This our Lord had observed the day before. Now, when he came back, he had a whip in his hand,—a scourge of small cords. And presently there was a great commotion in the place. They who were coming in at the gates met sheep and oxen rushing out, and behind the sheep and oxen was our Lord. He overturned the tables of the money-changers, and the seats of those who sold doves, crying, "Take these things hence." "Is it not written," he said, " 'My house shall be called a house of prayer for all nations?' but ye have made it a den of thieves." He would not even allow men to carry bundles across the yard. He stopped whatever interfered with prayer. There he stood, in the name of God, rebuking the traders and the priests. Thus for the second time our Lord presented himself as the leader of the people. This time, many were impressed, and a company of choir boys, coming out of the temple, began to sing verses of psalms which had been sung the day before on the way from Bethany,—"Hosanna to the Son of David."
On Tuesday, coming again to Jerusalem, our Lord and the Twelve passed the barren fig-tree, and behold, it was withered away. When he was come into the temple, the chief priests and the elders of the people came to him and said, "By what authority doest thou these things? and who gave thee this authority?" But they dared not lay hands upon him, for now many of the people were on his side, taking him for a prophet. So all that day he taught in the temple, and the Pharisees and the Sadducees disputed with him, asking him hard questions, trying to entangle him in his talk, hoping that he might say something which they could use against him. But he put them all to silence.
As the sun was setting he went away with his disciples, knowing that it would not be safe to stay in the city after dark. And they sat down outside the walls, on the rocks of the Mount of Olives. The sun as it went down shone upon the city and the temple, so that the disciples were amazed at the strength and beauty of the place. "Master," they cried, "see what manner of stones and what buildings are here!" But he answered, "Seest thou these great buildings? there shall not be left one stone upon another that shall not be thrown down." And he told them how the splendid city should be destroyed, and how at a time which no man knew, not even he himself, even the wide world should come to an end, and how he would return to be the judge of all men.
On one of these three days, as he went away, he took his leave of Jerusalem, as he had before taken his leave of Chorazin and Bethsaida and Capernaum, saying, "O Jerusalem, Jerusalem, thou that killest the prophets, and stonest them which are sent unto thee, how often would I have gathered thy children together, even as a hen gathereth her chickens under her wings, and ye would not!"

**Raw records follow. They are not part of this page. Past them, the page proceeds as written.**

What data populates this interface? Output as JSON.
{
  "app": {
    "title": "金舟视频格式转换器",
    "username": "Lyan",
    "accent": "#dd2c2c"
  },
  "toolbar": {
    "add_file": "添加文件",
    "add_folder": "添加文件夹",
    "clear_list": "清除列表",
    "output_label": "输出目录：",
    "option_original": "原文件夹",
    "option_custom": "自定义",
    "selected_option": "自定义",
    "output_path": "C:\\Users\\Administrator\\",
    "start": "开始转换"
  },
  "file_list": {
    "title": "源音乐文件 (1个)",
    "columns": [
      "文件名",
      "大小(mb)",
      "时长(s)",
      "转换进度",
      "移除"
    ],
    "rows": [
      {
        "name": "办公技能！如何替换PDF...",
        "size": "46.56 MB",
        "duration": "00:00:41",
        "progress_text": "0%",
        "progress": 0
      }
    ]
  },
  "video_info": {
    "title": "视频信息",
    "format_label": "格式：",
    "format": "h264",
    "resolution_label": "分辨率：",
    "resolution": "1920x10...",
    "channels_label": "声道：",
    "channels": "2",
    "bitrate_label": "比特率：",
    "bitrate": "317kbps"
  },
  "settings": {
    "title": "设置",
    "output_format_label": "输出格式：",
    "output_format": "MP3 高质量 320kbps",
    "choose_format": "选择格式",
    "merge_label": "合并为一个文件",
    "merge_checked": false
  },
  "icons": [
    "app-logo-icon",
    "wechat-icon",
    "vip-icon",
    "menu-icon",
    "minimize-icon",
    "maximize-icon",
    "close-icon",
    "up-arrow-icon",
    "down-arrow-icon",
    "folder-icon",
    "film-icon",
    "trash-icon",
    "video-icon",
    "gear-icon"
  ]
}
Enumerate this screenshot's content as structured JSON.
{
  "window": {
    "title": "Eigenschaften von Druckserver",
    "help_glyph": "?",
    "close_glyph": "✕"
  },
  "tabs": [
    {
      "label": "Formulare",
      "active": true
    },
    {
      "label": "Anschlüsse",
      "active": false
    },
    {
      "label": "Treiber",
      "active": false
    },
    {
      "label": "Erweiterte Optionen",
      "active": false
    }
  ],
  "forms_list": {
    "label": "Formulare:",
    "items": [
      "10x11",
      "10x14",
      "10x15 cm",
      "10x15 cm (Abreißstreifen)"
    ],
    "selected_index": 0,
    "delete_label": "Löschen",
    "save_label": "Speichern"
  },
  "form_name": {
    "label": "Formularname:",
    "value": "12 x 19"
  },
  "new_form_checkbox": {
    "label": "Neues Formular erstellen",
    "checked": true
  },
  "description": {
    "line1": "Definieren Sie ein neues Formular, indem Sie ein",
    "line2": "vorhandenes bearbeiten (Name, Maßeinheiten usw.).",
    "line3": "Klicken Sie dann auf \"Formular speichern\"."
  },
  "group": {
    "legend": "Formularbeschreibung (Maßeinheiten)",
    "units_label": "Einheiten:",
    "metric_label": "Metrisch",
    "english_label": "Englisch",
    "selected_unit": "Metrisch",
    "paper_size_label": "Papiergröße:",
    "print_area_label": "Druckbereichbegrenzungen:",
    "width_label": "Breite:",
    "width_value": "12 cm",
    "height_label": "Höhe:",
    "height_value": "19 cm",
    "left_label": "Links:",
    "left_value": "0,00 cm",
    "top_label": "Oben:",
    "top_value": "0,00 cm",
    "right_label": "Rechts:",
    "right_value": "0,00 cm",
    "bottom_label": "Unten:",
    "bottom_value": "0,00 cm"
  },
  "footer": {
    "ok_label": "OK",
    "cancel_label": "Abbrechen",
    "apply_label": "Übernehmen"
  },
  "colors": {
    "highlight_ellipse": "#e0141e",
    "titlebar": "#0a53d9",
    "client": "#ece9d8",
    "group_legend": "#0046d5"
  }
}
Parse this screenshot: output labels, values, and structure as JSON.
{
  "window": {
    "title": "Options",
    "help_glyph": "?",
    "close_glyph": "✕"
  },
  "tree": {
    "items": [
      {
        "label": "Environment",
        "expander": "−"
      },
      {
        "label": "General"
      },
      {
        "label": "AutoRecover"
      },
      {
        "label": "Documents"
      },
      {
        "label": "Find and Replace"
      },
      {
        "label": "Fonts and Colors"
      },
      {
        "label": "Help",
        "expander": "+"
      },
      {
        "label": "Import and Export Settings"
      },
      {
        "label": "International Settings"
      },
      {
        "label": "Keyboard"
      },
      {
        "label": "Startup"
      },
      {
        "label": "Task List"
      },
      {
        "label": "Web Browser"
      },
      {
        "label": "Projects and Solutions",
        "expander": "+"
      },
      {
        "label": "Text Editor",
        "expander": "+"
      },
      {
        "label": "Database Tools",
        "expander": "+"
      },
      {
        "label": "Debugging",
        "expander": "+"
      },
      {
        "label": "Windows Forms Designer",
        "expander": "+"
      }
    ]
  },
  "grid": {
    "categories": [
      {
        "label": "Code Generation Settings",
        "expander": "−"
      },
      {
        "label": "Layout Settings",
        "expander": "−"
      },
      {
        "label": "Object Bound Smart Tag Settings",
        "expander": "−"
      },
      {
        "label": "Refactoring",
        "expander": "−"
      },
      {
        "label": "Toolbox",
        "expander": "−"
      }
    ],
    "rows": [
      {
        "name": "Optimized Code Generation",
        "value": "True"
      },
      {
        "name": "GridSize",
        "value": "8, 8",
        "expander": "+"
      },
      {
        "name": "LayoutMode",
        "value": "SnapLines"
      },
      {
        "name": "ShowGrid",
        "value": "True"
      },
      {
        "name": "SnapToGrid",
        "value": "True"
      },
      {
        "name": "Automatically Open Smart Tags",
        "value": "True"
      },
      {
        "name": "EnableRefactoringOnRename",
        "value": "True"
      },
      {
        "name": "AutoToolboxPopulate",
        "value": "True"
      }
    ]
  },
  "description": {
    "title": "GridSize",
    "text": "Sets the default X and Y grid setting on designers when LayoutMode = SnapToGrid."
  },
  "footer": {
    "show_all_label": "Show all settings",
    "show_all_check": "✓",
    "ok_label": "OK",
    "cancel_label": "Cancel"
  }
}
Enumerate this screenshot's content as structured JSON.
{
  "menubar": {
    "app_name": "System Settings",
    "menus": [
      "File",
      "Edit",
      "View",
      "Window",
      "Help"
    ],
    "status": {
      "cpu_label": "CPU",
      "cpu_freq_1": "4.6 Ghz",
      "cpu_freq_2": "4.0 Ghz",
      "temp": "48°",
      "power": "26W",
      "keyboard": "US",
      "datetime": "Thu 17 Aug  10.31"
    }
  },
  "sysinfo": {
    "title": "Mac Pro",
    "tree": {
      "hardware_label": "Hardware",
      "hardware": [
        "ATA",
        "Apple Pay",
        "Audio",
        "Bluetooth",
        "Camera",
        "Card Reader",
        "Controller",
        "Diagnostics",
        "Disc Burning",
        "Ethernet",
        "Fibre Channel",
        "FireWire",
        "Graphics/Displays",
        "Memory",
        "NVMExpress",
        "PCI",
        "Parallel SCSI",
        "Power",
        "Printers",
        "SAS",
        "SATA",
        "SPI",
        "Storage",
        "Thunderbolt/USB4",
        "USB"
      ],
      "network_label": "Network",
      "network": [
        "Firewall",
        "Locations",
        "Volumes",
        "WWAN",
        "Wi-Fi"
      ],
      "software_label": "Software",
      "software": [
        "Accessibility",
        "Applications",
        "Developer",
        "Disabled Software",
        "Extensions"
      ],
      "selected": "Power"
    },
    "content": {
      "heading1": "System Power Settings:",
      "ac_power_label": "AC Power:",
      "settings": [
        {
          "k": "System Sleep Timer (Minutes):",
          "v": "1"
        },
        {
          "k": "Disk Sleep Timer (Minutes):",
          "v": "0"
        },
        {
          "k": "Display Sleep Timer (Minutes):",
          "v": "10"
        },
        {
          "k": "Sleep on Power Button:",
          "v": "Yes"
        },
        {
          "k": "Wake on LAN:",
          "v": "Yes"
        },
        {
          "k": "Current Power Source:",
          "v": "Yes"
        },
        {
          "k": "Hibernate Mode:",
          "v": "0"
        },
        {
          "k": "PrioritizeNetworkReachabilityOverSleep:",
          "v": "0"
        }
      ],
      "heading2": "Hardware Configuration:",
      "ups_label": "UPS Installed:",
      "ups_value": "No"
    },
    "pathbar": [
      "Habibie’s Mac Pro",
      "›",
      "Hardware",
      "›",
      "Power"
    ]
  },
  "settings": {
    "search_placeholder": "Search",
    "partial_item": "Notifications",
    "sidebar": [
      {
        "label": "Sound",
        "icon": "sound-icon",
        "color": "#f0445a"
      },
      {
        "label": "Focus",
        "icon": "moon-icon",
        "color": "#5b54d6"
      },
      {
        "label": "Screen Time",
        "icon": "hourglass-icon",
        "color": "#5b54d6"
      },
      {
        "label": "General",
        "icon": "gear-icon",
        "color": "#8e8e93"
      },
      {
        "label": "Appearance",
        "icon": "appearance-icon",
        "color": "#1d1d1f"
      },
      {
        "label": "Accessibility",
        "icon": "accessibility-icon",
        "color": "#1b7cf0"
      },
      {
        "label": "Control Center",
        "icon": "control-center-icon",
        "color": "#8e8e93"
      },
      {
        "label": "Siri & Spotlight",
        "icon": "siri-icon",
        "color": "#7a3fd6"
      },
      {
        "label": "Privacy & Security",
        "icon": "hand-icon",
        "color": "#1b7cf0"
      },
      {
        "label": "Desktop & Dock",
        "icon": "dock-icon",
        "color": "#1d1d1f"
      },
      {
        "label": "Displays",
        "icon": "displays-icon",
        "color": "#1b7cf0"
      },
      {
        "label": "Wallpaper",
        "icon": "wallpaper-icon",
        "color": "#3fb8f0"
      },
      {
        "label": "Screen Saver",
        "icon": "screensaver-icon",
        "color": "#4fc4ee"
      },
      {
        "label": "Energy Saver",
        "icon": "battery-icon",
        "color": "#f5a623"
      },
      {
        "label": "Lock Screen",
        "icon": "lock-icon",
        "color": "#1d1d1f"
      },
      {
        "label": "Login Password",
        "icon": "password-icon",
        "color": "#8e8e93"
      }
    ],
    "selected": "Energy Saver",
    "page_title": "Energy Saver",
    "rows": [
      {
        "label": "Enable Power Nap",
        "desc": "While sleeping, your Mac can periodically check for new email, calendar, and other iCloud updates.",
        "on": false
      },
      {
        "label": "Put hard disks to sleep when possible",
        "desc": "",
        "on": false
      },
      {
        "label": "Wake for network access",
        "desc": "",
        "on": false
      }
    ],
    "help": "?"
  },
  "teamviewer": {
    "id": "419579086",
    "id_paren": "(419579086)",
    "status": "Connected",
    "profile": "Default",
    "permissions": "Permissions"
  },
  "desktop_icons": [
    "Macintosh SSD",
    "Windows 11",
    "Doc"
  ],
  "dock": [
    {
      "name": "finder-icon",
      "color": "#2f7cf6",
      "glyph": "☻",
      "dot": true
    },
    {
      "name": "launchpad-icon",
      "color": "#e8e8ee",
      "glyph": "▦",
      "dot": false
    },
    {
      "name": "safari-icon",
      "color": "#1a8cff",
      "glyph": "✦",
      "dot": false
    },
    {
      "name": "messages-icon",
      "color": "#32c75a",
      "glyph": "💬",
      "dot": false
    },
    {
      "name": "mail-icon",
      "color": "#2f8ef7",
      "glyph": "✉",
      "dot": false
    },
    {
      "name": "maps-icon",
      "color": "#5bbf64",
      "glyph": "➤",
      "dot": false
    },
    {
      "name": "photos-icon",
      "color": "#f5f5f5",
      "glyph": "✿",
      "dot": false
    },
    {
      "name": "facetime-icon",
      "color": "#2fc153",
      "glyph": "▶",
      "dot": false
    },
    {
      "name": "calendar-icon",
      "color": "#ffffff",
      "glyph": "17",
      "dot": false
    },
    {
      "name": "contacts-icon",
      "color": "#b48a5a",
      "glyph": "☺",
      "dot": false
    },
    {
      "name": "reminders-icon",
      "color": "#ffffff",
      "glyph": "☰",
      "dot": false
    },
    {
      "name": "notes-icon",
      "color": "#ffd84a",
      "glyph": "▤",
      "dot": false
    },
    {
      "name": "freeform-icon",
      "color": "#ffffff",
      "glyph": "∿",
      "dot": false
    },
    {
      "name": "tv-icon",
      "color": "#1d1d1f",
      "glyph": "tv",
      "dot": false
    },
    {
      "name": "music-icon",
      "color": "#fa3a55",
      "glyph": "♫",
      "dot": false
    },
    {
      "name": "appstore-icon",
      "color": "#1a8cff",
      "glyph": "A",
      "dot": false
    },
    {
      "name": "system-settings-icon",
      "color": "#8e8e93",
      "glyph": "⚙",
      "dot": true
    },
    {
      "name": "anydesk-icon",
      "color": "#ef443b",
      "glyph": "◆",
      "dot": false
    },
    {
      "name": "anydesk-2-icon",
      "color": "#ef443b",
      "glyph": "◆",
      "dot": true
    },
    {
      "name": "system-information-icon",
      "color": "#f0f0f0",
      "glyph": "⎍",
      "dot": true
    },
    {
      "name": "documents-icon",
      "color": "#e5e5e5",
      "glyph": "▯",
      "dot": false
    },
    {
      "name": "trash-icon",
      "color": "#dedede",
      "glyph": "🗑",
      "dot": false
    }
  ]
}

On Wednesday, the fear and anger of the chief priests and the scribes and the elders of the people came to such a pass that they held a meeting in the palace of the high priest, Caiaphas, and consulted that they might take Jesus and kill him. But they decided that they must wait till the feast was over, and the pilgrims were gone home. They did not dare to take him publicly, on account of the people. As they were still debating, however, there was a knock at the door, and somebody came back with strange news. "There is a man here who says that he is one of the disciples of the prophet. Shall we let him in?" "Yes," they said, "admit him." And in came one of the Twelve, the dishonest treasurer, Judas Iscariot. And Judas said, "What will ye give me, and I will deliver him unto you? I will lead you to a place where you may seize him quietly, and take him. What will you pay me?" And they promised to give him thirty pieces of silver. So he went out of the meeting of the clergy, leaving them very glad, and shut the priest's door behind him, and walked again beside our Lord.